■ Try it ■
A faithful copy of all the data is required; pictures should not be included.

■ Data in this exercise ■

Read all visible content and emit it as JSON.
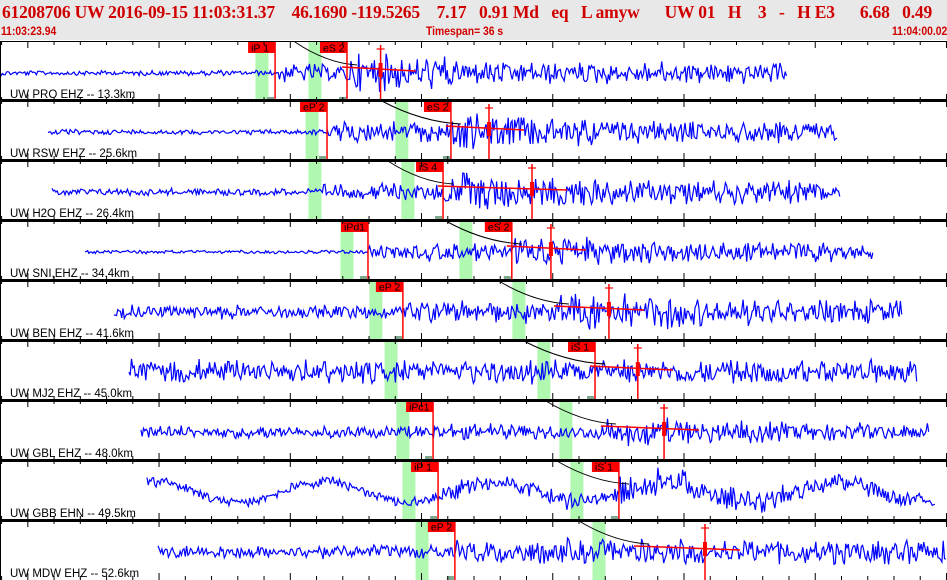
{
  "header": {
    "title": "61208706 UW 2016-09-15 11:03:31.37    46.1690 -119.5265    7.17   0.91 Md   eq   L amyw      UW 01   H    3   -   H E3      6.68   0.49",
    "start_time": "11:03:23.94",
    "timespan": "Timespan=  36 s",
    "end_time": "11:04:00.02"
  },
  "window": {
    "start_seconds": 23.94,
    "span_seconds": 36.08
  },
  "colors": {
    "trace": "#0000ff",
    "pick": "#ff0000",
    "window": "#b0f8b0",
    "header_text": "#d00000"
  },
  "traces": [
    {
      "label": "UW PRO EHZ -- 13.3km",
      "data_start": 0.0,
      "data_end": 30.0,
      "picks": [
        {
          "label": "iP 1",
          "t": 10.48
        },
        {
          "label": "eS 2",
          "t": 13.22
        }
      ],
      "windows": [
        9.98,
        12.0
      ],
      "amp_t": 14.5
    },
    {
      "label": "UW RSW EHZ -- 25.6km",
      "data_start": 1.83,
      "data_end": 31.9,
      "picks": [
        {
          "label": "eP 2",
          "t": 12.46
        },
        {
          "label": "eS 2",
          "t": 17.18
        }
      ],
      "windows": [
        11.89,
        15.31
      ],
      "amp_t": 18.63
    },
    {
      "label": "UW H2O EHZ -- 26.4km",
      "data_start": 1.98,
      "data_end": 32.0,
      "picks": [
        {
          "label": "iS 4",
          "t": 16.88
        }
      ],
      "windows": [
        12.0,
        15.54
      ],
      "amp_t": 20.27
    },
    {
      "label": "UW SNI,EHZ -- 34.4km",
      "data_start": 3.24,
      "data_end": 33.26,
      "picks": [
        {
          "label": "iPd1",
          "t": 14.02
        },
        {
          "label": "eS 2",
          "t": 19.5
        }
      ],
      "windows": [
        13.22,
        17.75
      ],
      "amp_t": 20.99
    },
    {
      "label": "UW BEN EHZ -- 41.6km",
      "data_start": 4.34,
      "data_end": 34.36,
      "picks": [
        {
          "label": "eP 2",
          "t": 15.35
        }
      ],
      "windows": [
        14.32,
        19.77
      ],
      "amp_t": 23.2
    },
    {
      "label": "UW MJ2 EHZ -- 45.0km",
      "data_start": 4.91,
      "data_end": 34.93,
      "picks": [
        {
          "label": "iS 1",
          "t": 22.67
        }
      ],
      "windows": [
        14.9,
        20.72
      ],
      "amp_t": 24.3
    },
    {
      "label": "UW GBL EHZ -- 48.0km",
      "data_start": 5.37,
      "data_end": 35.43,
      "picks": [
        {
          "label": "iPc1",
          "t": 16.5
        }
      ],
      "windows": [
        15.35,
        21.56
      ],
      "amp_t": 25.3
    },
    {
      "label": "UW GBB EHN -- 49.5km",
      "data_start": 5.6,
      "data_end": 35.62,
      "picks": [
        {
          "label": "iP 1",
          "t": 16.69
        },
        {
          "label": "iS 1",
          "t": 23.58
        }
      ],
      "windows": [
        15.58,
        21.98
      ],
      "amp_t": null
    },
    {
      "label": "UW MDW EHZ -- 52.6km",
      "data_start": 6.02,
      "data_end": 36.05,
      "picks": [
        {
          "label": "eP 2",
          "t": 17.33
        }
      ],
      "windows": [
        16.08,
        22.82
      ],
      "amp_t": 26.86
    }
  ]
}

■ Solution to this exercise ■
Read all visible content and emit it as JSON.
{
  "header": {
    "title": "61208706 UW 2016-09-15 11:03:31.37    46.1690 -119.5265    7.17   0.91 Md   eq   L amyw      UW 01   H    3   -   H E3      6.68   0.49",
    "start_time": "11:03:23.94",
    "timespan": "Timespan=  36 s",
    "end_time": "11:04:00.02"
  },
  "window": {
    "start_seconds": 23.94,
    "span_seconds": 36.08
  },
  "colors": {
    "trace": "#0000ff",
    "pick": "#ff0000",
    "window": "#b0f8b0",
    "header_text": "#d00000"
  },
  "traces": [
    {
      "label": "UW PRO EHZ -- 13.3km",
      "data_start": 0.0,
      "data_end": 30.0,
      "picks": [
        {
          "label": "iP 1",
          "t": 10.48
        },
        {
          "label": "eS 2",
          "t": 13.22
        }
      ],
      "windows": [
        9.98,
        12.0
      ],
      "amp_t": 14.5
    },
    {
      "label": "UW RSW EHZ -- 25.6km",
      "data_start": 1.83,
      "data_end": 31.9,
      "picks": [
        {
          "label": "eP 2",
          "t": 12.46
        },
        {
          "label": "eS 2",
          "t": 17.18
        }
      ],
      "windows": [
        11.89,
        15.31
      ],
      "amp_t": 18.63
    },
    {
      "label": "UW H2O EHZ -- 26.4km",
      "data_start": 1.98,
      "data_end": 32.0,
      "picks": [
        {
          "label": "iS 4",
          "t": 16.88
        }
      ],
      "windows": [
        12.0,
        15.54
      ],
      "amp_t": 20.27
    },
    {
      "label": "UW SNI,EHZ -- 34.4km",
      "data_start": 3.24,
      "data_end": 33.26,
      "picks": [
        {
          "label": "iPd1",
          "t": 14.02
        },
        {
          "label": "eS 2",
          "t": 19.5
        }
      ],
      "windows": [
        13.22,
        17.75
      ],
      "amp_t": 20.99
    },
    {
      "label": "UW BEN EHZ -- 41.6km",
      "data_start": 4.34,
      "data_end": 34.36,
      "picks": [
        {
          "label": "eP 2",
          "t": 15.35
        }
      ],
      "windows": [
        14.32,
        19.77
      ],
      "amp_t": 23.2
    },
    {
      "label": "UW MJ2 EHZ -- 45.0km",
      "data_start": 4.91,
      "data_end": 34.93,
      "picks": [
        {
          "label": "iS 1",
          "t": 22.67
        }
      ],
      "windows": [
        14.9,
        20.72
      ],
      "amp_t": 24.3
    },
    {
      "label": "UW GBL EHZ -- 48.0km",
      "data_start": 5.37,
      "data_end": 35.43,
      "picks": [
        {
          "label": "iPc1",
          "t": 16.5
        }
      ],
      "windows": [
        15.35,
        21.56
      ],
      "amp_t": 25.3
    },
    {
      "label": "UW GBB EHN -- 49.5km",
      "data_start": 5.6,
      "data_end": 35.62,
      "picks": [
        {
          "label": "iP 1",
          "t": 16.69
        },
        {
          "label": "iS 1",
          "t": 23.58
        }
      ],
      "windows": [
        15.58,
        21.98
      ],
      "amp_t": null
    },
    {
      "label": "UW MDW EHZ -- 52.6km",
      "data_start": 6.02,
      "data_end": 36.05,
      "picks": [
        {
          "label": "eP 2",
          "t": 17.33
        }
      ],
      "windows": [
        16.08,
        22.82
      ],
      "amp_t": 26.86
    }
  ]
}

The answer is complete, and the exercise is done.